# Prompt
How many lines in the records below hold the string "title"? Answer with the number alone.

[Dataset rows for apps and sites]

'''

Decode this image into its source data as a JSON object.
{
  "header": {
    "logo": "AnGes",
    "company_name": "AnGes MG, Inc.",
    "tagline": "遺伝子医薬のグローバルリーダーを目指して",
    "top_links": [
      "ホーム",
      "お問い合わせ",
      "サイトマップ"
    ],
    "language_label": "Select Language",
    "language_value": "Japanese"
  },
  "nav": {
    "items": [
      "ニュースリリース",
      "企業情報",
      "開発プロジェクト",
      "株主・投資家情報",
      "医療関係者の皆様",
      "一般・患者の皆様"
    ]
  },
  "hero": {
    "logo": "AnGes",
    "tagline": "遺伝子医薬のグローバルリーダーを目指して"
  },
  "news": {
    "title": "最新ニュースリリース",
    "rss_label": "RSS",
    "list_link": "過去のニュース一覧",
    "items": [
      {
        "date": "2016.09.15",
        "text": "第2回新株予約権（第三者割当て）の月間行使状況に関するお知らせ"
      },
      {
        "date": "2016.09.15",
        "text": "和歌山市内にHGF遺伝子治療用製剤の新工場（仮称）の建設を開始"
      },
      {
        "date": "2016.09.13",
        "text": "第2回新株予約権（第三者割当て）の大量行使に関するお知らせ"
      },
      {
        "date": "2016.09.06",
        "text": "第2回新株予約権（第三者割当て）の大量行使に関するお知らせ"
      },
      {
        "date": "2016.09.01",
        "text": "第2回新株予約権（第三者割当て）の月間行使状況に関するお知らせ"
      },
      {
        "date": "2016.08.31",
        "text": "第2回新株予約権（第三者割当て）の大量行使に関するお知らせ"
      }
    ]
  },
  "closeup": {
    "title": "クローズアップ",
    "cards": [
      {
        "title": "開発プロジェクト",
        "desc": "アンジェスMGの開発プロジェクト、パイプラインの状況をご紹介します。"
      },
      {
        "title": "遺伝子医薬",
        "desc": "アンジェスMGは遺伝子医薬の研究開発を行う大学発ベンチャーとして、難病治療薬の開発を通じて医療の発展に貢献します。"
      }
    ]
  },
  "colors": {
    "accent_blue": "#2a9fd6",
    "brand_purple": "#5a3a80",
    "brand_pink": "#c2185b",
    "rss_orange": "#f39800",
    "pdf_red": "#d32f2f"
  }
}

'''

# Exercise solution
4